Pakistan’s economy is at a critical juncture. Misaligned economic policies, including large fiscal deficits, loose monetary policy, and defense of an overvalued exchange rate, fueled consumption and short-term growth in recent years, but steadily eroded macroeconomic buffers, increased external and public debt, and depleted international reserves. Structural weaknesses remained largely unaddressed, including a chronically weak tax administration, a difficult business environment, inefficient and loss making SOEs, and low labor productivity amid a large informal economy. Without urgent policy action, economic and financial stability could be at risk, and growth prospects will be insufficient to meet the needs of a rapidly growing population.
International Monetary Fund
This 2002 Article IV Consultation highlights that Mongolia’s domestic economic performance was mixed during 2000–01 and in the first half of 2002. The severe winters of 2000–01 took a heavy toll on output and rural incomes. Real GDP growth is officially estimated to have declined to about 1 percent a year in 2000–01. Inflation rose to 11½ percent in 2000, as the effects of weather-related decreases in food supplies and higher public utility tariffs were compounded by a 25 percent general increase in civil service wages.
International Monetary Fund
The Armenian economy suffered a major setback during the global crisis. Recent macroeconomic developments are encouraging, despite inflation pressures. The fiscal policy strategy appropriately addresses medium-term fiscal and debt vulnerabilities. The monetary policy has been appropriate. The increased flexibility of the exchange rate is serving well, and the banking sector remains sound and proved resilient to the global shocks. Further improvement in tax administration is needed to support fiscal consolidation and achieve stronger growth. Structural reforms will be essential to enhance competitiveness.
International Monetary Fund. Middle East and Central Asia Dept.
Economic activity remained robust in FY22, fueled by loose fiscal policy and a delayed monetary response to inflationary pressures. These combined with the international food and fuel price shocks led to a marked deterioration of the external position with an unsustainable current account deficit, a significant decline in reserves, and a marked depreciation of the rupee. At the same time, inflation has increased considerably, putting pressure particularly on the more vulnerable.

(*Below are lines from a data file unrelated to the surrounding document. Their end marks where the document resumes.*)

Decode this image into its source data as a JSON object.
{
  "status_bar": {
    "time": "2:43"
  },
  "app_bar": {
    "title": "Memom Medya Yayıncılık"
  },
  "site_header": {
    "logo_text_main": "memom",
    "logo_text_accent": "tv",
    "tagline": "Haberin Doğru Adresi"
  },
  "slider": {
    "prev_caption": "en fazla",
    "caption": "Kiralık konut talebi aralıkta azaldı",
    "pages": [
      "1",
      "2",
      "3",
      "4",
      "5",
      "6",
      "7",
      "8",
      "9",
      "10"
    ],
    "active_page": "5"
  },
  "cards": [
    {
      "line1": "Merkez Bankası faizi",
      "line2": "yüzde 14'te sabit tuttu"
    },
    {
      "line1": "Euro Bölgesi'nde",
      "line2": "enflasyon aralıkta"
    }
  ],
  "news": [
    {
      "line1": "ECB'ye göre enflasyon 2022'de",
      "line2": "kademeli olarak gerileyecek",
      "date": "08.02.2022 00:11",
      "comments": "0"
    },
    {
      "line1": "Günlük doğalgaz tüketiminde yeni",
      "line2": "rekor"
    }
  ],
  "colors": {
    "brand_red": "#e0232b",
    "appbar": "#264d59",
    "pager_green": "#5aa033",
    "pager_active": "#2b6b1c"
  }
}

International Monetary Fund

legal retirement age will be phased in at a faster pace than under similar reforms in other countries. Fostering low-skilled workers’participation is also necessary and a consistent effort has been made over the last years to eliminate inactivity traps with the creation of the PIT tax credit (Prime pour l’emploi) and the recent introduction of the Working Solidarity Benefit (RSA). Finally, my authorities are in full agreement with staff that further enhancing domestic competition would strengthen economic efficiency . They recognize that there is scope to build on